The kitchen is both a centerpiece and an afterthought. It’s all pantry and island, with granite countertops and earth tones that say, “I’m in faux Tuscany.” For the matriarch in a Mormon household, the kitchen seems to be her dominion, and even her office. Sometimes it is literally that, with a communal computer nestled in a corner of the kitchen and bills neatly arranged in a complicated color-coded filing system. A label maker is safely tucked away in a Container Store-worthy drawer. Our ancestors scrapbooked so we could fly.

From there, wide, carpeted steps take you downtown to Mormontown where you will find a safe space that screams, “Wholesome good times ahead!” The crown jewel of a Mormon house is the enormous basement. Now, there are iterations of the Mormon House Basement™.

In its proto-state, it is unfinished with your basic ping pong table and dusty shelving system of food storage, for the inevitable Constitution Hanging by a Thread emergency, and definitely not for climate change. In an evolved Ivory Homes-type basement, there is a projector, pool table, kitchenette chock-full of popcorn and non-caffeinated soda, and—what you will see next may alarm you.

You’re going to see a giant-ass sofa. Or, a giant sofa for many asses. In any other home it would surely be excessive, but not here. You actually do need a sofa that large because you’re gonna have to cram a lot of behinds on that sofa. You got your many children, and all those kids have their many friends, and so on and so forth and Amen.

If you’re lucky enough to find yourself in a theater-room version of the Mormon basement, the theater seating may even include cup holders signaling abundance, yet not enough restraint. Hold my beer. And by beer I mean beverage, and by beverage I mean just water, please. Or Sprite if you have it?

The exterior of Mormon houses are not immune to the gravitational pull of cultural relevance. There’s the stucco version, the stone version, the version with stone, stucco and brick, but always with vinyl fencing and a trampoline in the backyard. Complete with an Augusta National-level sprinkler system to ensure a perfectly manicured green lawn and severe drought warnings for all.

What I’ve described is the Mormon house of yore—the one preserved in my teenage brain. But it didn’t die out with accent walls, the Bush years, and Nickelback. It would need more than those asteroids to go extinct. Joseph Smith prophesied that the gospel would roll forth unto the ends of the earth. The Mormon house certainly has rolled forth, unto the ends of Vineyard and into the far stretches of Lehi and Saratoga Springs and beyond.

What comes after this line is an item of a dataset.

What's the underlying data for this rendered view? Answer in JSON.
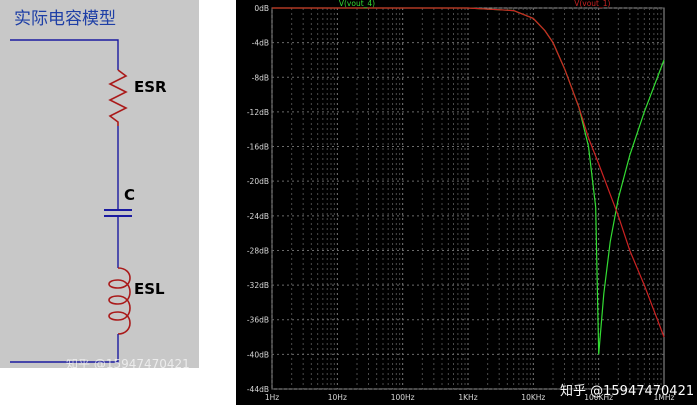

The Millennial Mormon houses of today involve much more buffalo check and shiplap, as the Magnolia Gaineses have had unprecedented influence over our people, like an invasive, yet lovely, foreign plant species—perhaps dried eucalyptus. Fuzzy accent pillows and rubber succulents and commoditized eclecticism and a helluva lot of baskets . . . oh the baskets. I will not be taking the time now to visit my basket-buying problem, but we can talk about it later. This Gainesien era came after a long period of WTF, where we couldn’t help ourselves from chevroning this or shabby chicing that. ‘Twas a dark time.

Although modern American monoculture is effectively obsolete, Mormons have always carved out a culturally, and often overwhelmingly, homogeneous corner of the world. That corner of the Mormcore world looks a lot like Target these days, an amber-glassed Modern Farmhouse beautiful nightmare where letter boards remind you: “You’re one of us now.” I guess that doesn’t sound like such a bad place after all, as someone who dreams of strolling Target alone without a cart full of children in tow, or rather, them towing me.

I know it’s Mormon house monoculture. I can feel it in my bones and see it on Instagram. I’m one chalkboard-painted wall away my fully-evolved Mormon Charizard form. After all, you can take the Mormon out of Utah, but you can’t take the . . . you know.

(Design: Josh Fowlke) (Editor: Rachel Swan)